Next, get you and your deer to a safe place where you have good light and gather your tools. This would include a knife with a good edge (take time to sharpen it) and a saw or hatchet. A source of clean water is handy for washing out the carcass, but this can be done later if necessary.
It is a considerable aid if you can hang the deer up. If you cannot, you can skin and dress it on the tailgate of your pick-up truck or on the ground. Cut the legs off below the “knees” and saw (or chop) off the head at the end of the neck. Skin it by cutting down the insides of the legs, then skin the haunches and cut down the middle of the stomach, taking care not to cut the intestines. Pull the hide off the carcass, and cut only when you must.
Then gut the deer ( see the following 3-minute video), wash the carcass, remove any damaged meat and process the rest for yourself and your pets. Boil any cuttings, and organs that you do not intend to eat (liver, heart and kidneys) for your dogs and cats. They will love it, even if you don’t think you can eat it. Deer liver and heart are good. There is a recipe for “Dear Heart Soup” in an earlier post.

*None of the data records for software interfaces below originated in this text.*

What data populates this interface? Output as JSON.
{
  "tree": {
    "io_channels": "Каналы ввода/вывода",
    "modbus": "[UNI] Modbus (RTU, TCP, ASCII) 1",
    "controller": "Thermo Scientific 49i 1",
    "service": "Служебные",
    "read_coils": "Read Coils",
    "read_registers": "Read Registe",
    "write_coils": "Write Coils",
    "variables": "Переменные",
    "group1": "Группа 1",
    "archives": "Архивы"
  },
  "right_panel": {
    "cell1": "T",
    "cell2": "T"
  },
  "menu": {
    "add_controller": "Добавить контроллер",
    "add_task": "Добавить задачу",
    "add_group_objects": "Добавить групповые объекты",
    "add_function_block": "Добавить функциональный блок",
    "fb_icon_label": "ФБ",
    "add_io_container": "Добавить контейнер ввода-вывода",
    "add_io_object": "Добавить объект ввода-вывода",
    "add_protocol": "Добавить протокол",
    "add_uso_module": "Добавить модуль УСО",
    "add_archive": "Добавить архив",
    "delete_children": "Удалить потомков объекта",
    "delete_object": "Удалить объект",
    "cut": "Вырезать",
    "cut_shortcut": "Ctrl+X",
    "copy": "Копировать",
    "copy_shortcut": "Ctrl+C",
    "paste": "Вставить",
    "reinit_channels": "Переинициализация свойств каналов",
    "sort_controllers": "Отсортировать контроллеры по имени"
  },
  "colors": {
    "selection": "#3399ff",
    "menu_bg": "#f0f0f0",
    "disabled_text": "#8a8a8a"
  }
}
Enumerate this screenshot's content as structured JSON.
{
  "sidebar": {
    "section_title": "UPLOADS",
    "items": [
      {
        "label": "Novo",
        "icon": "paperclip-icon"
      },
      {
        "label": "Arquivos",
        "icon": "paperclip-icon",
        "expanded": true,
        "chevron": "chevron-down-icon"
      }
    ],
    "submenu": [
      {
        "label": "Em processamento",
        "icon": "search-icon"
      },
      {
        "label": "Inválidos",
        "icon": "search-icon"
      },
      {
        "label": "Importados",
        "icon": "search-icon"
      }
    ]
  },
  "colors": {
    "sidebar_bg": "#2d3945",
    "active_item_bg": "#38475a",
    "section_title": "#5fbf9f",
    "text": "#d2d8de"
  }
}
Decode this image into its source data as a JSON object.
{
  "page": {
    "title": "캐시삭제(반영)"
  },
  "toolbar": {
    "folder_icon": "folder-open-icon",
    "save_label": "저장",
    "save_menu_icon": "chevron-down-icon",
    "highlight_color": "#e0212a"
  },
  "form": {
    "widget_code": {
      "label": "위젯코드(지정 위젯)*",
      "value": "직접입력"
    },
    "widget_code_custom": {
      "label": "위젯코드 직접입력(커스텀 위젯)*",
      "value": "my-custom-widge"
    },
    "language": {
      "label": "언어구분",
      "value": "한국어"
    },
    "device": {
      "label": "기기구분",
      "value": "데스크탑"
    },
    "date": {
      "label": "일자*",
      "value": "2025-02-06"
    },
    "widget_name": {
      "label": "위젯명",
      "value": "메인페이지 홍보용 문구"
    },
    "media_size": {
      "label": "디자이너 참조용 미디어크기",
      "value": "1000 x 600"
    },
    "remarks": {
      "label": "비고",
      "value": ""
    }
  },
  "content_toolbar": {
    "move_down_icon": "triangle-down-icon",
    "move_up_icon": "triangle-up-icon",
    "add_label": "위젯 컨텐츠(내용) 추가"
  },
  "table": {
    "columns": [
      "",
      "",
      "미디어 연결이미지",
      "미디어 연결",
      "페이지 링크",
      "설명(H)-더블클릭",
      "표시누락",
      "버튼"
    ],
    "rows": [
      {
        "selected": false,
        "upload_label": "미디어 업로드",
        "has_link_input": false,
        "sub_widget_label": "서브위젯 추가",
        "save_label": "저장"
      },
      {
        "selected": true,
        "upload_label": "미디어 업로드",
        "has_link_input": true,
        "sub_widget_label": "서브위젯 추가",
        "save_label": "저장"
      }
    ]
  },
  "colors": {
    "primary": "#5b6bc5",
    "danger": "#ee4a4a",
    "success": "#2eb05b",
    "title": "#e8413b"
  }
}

Take your time. Wear gloves to work inside of the carcass and enjoy the experience. Every ounce of meat that you put into the freezer is an ounce that you do not have to buy by paying very high prices for an inferior product.
It may take an hour to skin and gut your first deer if you have never done it before and have no help. Don’t give up. You can do this.
Detailed instructions are found in my book, Backyard Deer Hunting: Converting deer to dinner for pennies per pound that may be ordered from my website www.hoveysmith.com, Amazon.com and other E-booksellers.
I also have a 30-minute deer cleaning and skinning video for $25. This video is unedited and shows me struggling a bit to skin and gut a road-killed deer by myself. This may be ordered by sending a check to Whitehall Press – Budget Publications, 1325 Jordan Mill Pond Rd., Sandersville, GA 31082.